You know the type — cruise up and down any major road and you'll find plenty of them. If you drive down U.S. 19, it almost seems like there's one in every shopping center. At first glance (and even second) Clearwater's Fat Cat Tavern appears to be just another one.
If you're willing to investigate further, as the mysteriously enthusiastic online reviews of Fat Cat prompted me to do, then you'll find that this place is actually a cut above, offering most of the things you love about a classic dive, while omitting many elements that you could just as easily live without.
Fat Cat's exterior is characteristically plain, with a standard corner storefront entrance and a small patio on the side. Inside, it looks much like any other no-nonsense bar. Beer and banners line the walls. Flat-screen TVs line ceiling perimeter, further enhancing the sports bar vibe. There's a Megatouch and a Golden Tee, and a back room with a claw game and pool table. It's all very normal; you could even call it generic.
But Fat Cat has a few extra touches to explain its customer loyalty and good reviews. First, there's no smoking inside, which automatically gives it a cleaner vibe. Secondly, the place is really clean! The wall opposite the bar is filled with plush, semicircular booths that are much nicer than the rickety, worn-down tables you might be accustomed to; the floors don't stick when you walk on them; and the bathrooms appear fully functional, with little of the filth and grime that we've all come to expect.
And then there's the drink selection. Sure, you can easily get a cold Bud Select draft here (and at $1.25, it's cheaper than you'll pay at most places), but there are 23 other beers on draft, including a half-dozen imports, several solid craft options, and even a few local beers. Cold Storage and Cigar City are near-ubiquitous nowadays, but you don't see Pair O' Dice's Little Joe Oatmeal Stout, Rapp's Dunkelweizen or Barley Mow's Lamplighter in just any old dive. You also have options. Beers come in 12-, 16- and 23-ounce pours, as well as pitchers if you have a group or are just extremely thirsty.
The wine selection is limited to a half-dozen house wines, but the liquor selection is reasonable, with more premium spirits than I expected. I was shocked to learn that on the night I visited, premium whiskeys — and there were some good ones — were only $3. On other nights, specials range from $1 margaritas to $2 Long Island iced teas to $1.50 select domestic bottles. Even on non-special nights, the most you'll pay is $6 for the top of the top.
Not surprisingly, this makes for a pretty lively business. The regular clientele seems to be steady, and the event calendar is pretty full, ranging from solo guitarists like Rick Powell and rockabilly band Hairdresser on Fire to trivia and karaoke nights. Of course, sports play big on the weekends, and there are plenty of TVs, a full menu, and good drink specials to bring in fans.

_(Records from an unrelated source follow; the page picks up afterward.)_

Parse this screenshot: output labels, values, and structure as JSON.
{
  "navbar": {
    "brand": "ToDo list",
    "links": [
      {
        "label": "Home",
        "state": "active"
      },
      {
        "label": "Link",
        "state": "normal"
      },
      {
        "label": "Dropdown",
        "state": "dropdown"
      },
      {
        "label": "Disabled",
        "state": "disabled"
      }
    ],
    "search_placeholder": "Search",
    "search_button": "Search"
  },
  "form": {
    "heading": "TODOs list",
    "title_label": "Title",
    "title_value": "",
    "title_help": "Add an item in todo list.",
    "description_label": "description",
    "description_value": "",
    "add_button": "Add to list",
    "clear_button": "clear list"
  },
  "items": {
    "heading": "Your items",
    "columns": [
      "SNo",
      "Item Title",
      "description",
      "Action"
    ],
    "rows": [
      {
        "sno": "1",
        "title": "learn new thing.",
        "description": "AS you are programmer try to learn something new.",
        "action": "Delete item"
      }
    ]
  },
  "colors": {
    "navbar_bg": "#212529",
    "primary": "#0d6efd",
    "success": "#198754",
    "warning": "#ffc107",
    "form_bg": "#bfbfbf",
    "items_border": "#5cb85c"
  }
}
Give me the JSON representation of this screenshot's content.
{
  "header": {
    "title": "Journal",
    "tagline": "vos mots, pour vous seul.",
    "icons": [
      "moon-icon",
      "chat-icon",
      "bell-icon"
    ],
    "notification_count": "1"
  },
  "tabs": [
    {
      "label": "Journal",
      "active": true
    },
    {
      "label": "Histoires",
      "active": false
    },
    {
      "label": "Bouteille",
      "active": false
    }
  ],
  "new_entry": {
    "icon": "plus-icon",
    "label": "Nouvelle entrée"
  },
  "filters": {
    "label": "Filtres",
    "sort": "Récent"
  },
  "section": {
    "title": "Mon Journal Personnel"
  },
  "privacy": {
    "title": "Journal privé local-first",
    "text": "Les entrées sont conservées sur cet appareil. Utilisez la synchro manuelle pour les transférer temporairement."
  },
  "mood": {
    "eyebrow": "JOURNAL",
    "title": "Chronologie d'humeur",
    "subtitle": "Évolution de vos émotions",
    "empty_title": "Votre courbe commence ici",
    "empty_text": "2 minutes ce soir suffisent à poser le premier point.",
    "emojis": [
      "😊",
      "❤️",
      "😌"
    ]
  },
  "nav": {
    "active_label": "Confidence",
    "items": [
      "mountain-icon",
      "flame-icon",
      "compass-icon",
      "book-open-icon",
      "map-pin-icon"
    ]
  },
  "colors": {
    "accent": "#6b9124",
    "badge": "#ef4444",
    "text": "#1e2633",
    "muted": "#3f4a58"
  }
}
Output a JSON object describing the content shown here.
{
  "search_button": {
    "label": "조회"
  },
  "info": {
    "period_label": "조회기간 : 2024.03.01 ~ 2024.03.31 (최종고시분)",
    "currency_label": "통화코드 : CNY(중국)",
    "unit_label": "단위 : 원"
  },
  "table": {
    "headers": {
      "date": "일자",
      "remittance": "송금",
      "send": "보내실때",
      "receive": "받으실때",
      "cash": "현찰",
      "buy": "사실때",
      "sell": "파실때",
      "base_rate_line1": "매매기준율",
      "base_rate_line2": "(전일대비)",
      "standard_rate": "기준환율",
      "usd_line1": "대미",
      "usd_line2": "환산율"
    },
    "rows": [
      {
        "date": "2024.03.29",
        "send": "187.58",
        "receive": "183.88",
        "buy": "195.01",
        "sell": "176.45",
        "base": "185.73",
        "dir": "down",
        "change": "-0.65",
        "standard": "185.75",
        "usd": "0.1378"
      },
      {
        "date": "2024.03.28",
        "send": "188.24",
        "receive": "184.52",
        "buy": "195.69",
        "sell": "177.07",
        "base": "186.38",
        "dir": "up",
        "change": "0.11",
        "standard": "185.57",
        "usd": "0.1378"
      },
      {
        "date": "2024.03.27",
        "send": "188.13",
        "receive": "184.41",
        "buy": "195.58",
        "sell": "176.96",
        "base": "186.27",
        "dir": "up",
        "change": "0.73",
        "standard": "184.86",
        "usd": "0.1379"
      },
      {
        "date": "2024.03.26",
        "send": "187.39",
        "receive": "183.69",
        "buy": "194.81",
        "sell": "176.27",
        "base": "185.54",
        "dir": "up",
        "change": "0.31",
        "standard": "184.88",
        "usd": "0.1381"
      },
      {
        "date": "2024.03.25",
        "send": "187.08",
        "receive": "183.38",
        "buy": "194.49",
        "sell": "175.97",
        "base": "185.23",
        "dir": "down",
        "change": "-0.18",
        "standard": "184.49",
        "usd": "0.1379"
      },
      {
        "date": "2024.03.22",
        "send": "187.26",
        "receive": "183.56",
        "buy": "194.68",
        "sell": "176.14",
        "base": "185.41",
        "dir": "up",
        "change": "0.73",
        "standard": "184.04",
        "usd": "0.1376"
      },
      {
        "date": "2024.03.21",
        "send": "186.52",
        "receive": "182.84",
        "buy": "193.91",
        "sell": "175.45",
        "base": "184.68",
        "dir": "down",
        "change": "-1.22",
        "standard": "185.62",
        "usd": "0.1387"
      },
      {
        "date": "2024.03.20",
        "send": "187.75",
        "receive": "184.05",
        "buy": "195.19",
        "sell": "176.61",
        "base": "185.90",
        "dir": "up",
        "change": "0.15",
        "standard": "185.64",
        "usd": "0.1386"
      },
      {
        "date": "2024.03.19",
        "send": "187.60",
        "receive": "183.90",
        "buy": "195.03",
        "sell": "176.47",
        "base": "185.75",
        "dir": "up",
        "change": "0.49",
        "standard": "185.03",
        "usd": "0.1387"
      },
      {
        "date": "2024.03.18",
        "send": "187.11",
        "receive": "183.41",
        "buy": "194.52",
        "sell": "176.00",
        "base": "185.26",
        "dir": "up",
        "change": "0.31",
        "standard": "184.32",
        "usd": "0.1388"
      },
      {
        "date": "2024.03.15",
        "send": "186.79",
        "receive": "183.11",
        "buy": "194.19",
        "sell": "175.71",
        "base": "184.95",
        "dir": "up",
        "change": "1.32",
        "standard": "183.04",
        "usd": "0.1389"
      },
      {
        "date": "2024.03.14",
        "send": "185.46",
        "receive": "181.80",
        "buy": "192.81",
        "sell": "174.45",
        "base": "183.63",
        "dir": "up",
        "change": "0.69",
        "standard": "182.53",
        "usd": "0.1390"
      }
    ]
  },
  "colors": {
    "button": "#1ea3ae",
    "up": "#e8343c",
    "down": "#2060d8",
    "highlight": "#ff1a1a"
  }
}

Fat Cat Tavern is a roadside shopping center bar, but it's a good deal friendlier and cleaner than most, and that seems to be serving it pretty well. In a business where generic, unremarkable bars suffer from a low survival rate, Fat Cat is going on its fourth year in business. I figured there had to be something that set this place apart from the rest, and after visiting, I have a good idea of what it is.